# Brief
Without changing a character, return the entries, but not the images they hold.

Recorded data:
----------

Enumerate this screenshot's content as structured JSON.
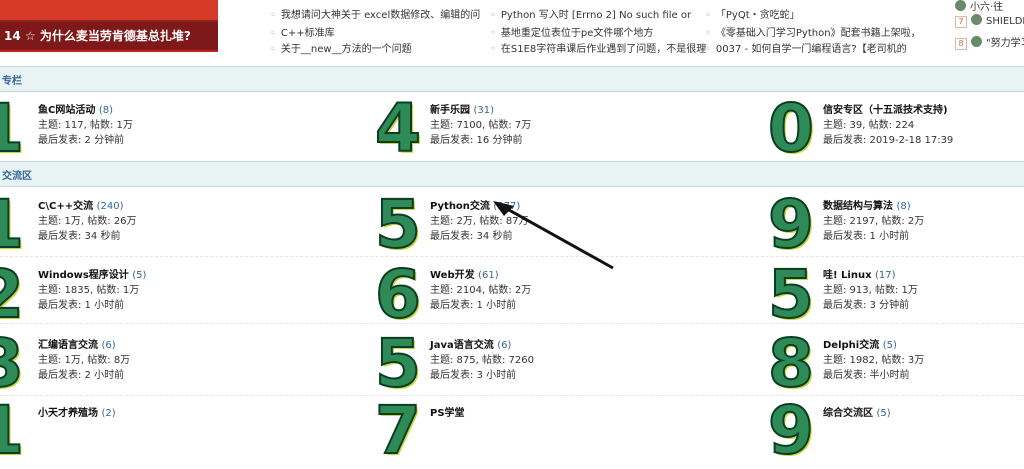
{
  "banner": {
    "caption": "14 ☆ 为什么麦当劳肯德基总扎堆?"
  },
  "news": [
    [
      "我想请问大神关于 excel数据修改、编辑的问",
      "C++标准库",
      "关于__new__方法的一个问题"
    ],
    [
      "Python 写入时 [Errno 2] No such file or",
      "基地重定位表位于pe文件哪个地方",
      "在S1E8字符串课后作业遇到了问题，不是很理"
    ],
    [
      "「PyQt・贪吃蛇」",
      "《零基础入门学习Python》配套书籍上架啦，",
      "0037 - 如何自学一门编程语言?【老司机的"
    ]
  ],
  "users": [
    {
      "rank": "",
      "name": "小六·往"
    },
    {
      "rank": "7",
      "name": "SHIELDM"
    },
    {
      "rank": "8",
      "name": "\"努力学习"
    }
  ],
  "sections": [
    {
      "title": "专栏"
    },
    {
      "title": "交流区"
    }
  ],
  "forums": [
    {
      "digit": "1",
      "name": "鱼C网站活动",
      "count": "(8)",
      "stats": "主题: 117, 帖数: 1万",
      "last": "最后发表: 2 分钟前"
    },
    {
      "digit": "4",
      "name": "新手乐园",
      "count": "(31)",
      "stats": "主题: 7100, 帖数: 7万",
      "last": "最后发表: 16 分钟前"
    },
    {
      "digit": "0",
      "name": "信安专区（十五派技术支持)",
      "count": "",
      "stats": "主题: 39, 帖数: 224",
      "last": "最后发表: 2019-2-18 17:39"
    },
    {
      "digit": "1",
      "name": "C\\C++交流",
      "count": "(240)",
      "stats": "主题: 1万, 帖数: 26万",
      "last": "最后发表: 34 秒前"
    },
    {
      "digit": "5",
      "name": "Python交流",
      "count": "(377)",
      "stats": "主题: 2万, 帖数: 87万",
      "last": "最后发表: 34 秒前"
    },
    {
      "digit": "9",
      "name": "数据结构与算法",
      "count": "(8)",
      "stats": "主题: 2197, 帖数: 2万",
      "last": "最后发表: 1 小时前"
    },
    {
      "digit": "2",
      "name": "Windows程序设计",
      "count": "(5)",
      "stats": "主题: 1835, 帖数: 1万",
      "last": "最后发表: 1 小时前"
    },
    {
      "digit": "6",
      "name": "Web开发",
      "count": "(61)",
      "stats": "主题: 2104, 帖数: 2万",
      "last": "最后发表: 1 小时前"
    },
    {
      "digit": "5",
      "name": "哇! Linux",
      "count": "(17)",
      "stats": "主题: 913, 帖数: 1万",
      "last": "最后发表: 3 分钟前"
    },
    {
      "digit": "3",
      "name": "汇编语言交流",
      "count": "(6)",
      "stats": "主题: 1万, 帖数: 8万",
      "last": "最后发表: 2 小时前"
    },
    {
      "digit": "5",
      "name": "Java语言交流",
      "count": "(6)",
      "stats": "主题: 875, 帖数: 7260",
      "last": "最后发表: 3 小时前"
    },
    {
      "digit": "8",
      "name": "Delphi交流",
      "count": "(5)",
      "stats": "主题: 1982, 帖数: 3万",
      "last": "最后发表: 半小时前"
    },
    {
      "digit": "1",
      "name": "小天才养殖场",
      "count": "(2)",
      "stats": "",
      "last": ""
    },
    {
      "digit": "7",
      "name": "PS学堂",
      "count": "",
      "stats": "",
      "last": ""
    },
    {
      "digit": "9",
      "name": "综合交流区",
      "count": "(5)",
      "stats": "",
      "last": ""
    }
  ],
  "colors": {
    "section_bg": "#e8f3f4",
    "section_text": "#336699",
    "count_text": "#336699",
    "digit_fill": "#2e8b57"
  }
}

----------

# Your response
Enumerate this screenshot's content as structured JSON.
{
  "banner": {
    "caption": "14 ☆ 为什么麦当劳肯德基总扎堆?"
  },
  "news": [
    [
      "我想请问大神关于 excel数据修改、编辑的问",
      "C++标准库",
      "关于__new__方法的一个问题"
    ],
    [
      "Python 写入时 [Errno 2] No such file or",
      "基地重定位表位于pe文件哪个地方",
      "在S1E8字符串课后作业遇到了问题，不是很理"
    ],
    [
      "「PyQt・贪吃蛇」",
      "《零基础入门学习Python》配套书籍上架啦，",
      "0037 - 如何自学一门编程语言?【老司机的"
    ]
  ],
  "users": [
    {
      "rank": "",
      "name": "小六·往"
    },
    {
      "rank": "7",
      "name": "SHIELDM"
    },
    {
      "rank": "8",
      "name": "\"努力学习"
    }
  ],
  "sections": [
    {
      "title": "专栏"
    },
    {
      "title": "交流区"
    }
  ],
  "forums": [
    {
      "digit": "1",
      "name": "鱼C网站活动",
      "count": "(8)",
      "stats": "主题: 117, 帖数: 1万",
      "last": "最后发表: 2 分钟前"
    },
    {
      "digit": "4",
      "name": "新手乐园",
      "count": "(31)",
      "stats": "主题: 7100, 帖数: 7万",
      "last": "最后发表: 16 分钟前"
    },
    {
      "digit": "0",
      "name": "信安专区（十五派技术支持)",
      "count": "",
      "stats": "主题: 39, 帖数: 224",
      "last": "最后发表: 2019-2-18 17:39"
    },
    {
      "digit": "1",
      "name": "C\\C++交流",
      "count": "(240)",
      "stats": "主题: 1万, 帖数: 26万",
      "last": "最后发表: 34 秒前"
    },
    {
      "digit": "5",
      "name": "Python交流",
      "count": "(377)",
      "stats": "主题: 2万, 帖数: 87万",
      "last": "最后发表: 34 秒前"
    },
    {
      "digit": "9",
      "name": "数据结构与算法",
      "count": "(8)",
      "stats": "主题: 2197, 帖数: 2万",
      "last": "最后发表: 1 小时前"
    },
    {
      "digit": "2",
      "name": "Windows程序设计",
      "count": "(5)",
      "stats": "主题: 1835, 帖数: 1万",
      "last": "最后发表: 1 小时前"
    },
    {
      "digit": "6",
      "name": "Web开发",
      "count": "(61)",
      "stats": "主题: 2104, 帖数: 2万",
      "last": "最后发表: 1 小时前"
    },
    {
      "digit": "5",
      "name": "哇! Linux",
      "count": "(17)",
      "stats": "主题: 913, 帖数: 1万",
      "last": "最后发表: 3 分钟前"
    },
    {
      "digit": "3",
      "name": "汇编语言交流",
      "count": "(6)",
      "stats": "主题: 1万, 帖数: 8万",
      "last": "最后发表: 2 小时前"
    },
    {
      "digit": "5",
      "name": "Java语言交流",
      "count": "(6)",
      "stats": "主题: 875, 帖数: 7260",
      "last": "最后发表: 3 小时前"
    },
    {
      "digit": "8",
      "name": "Delphi交流",
      "count": "(5)",
      "stats": "主题: 1982, 帖数: 3万",
      "last": "最后发表: 半小时前"
    },
    {
      "digit": "1",
      "name": "小天才养殖场",
      "count": "(2)",
      "stats": "",
      "last": ""
    },
    {
      "digit": "7",
      "name": "PS学堂",
      "count": "",
      "stats": "",
      "last": ""
    },
    {
      "digit": "9",
      "name": "综合交流区",
      "count": "(5)",
      "stats": "",
      "last": ""
    }
  ],
  "colors": {
    "section_bg": "#e8f3f4",
    "section_text": "#336699",
    "count_text": "#336699",
    "digit_fill": "#2e8b57"
  }
}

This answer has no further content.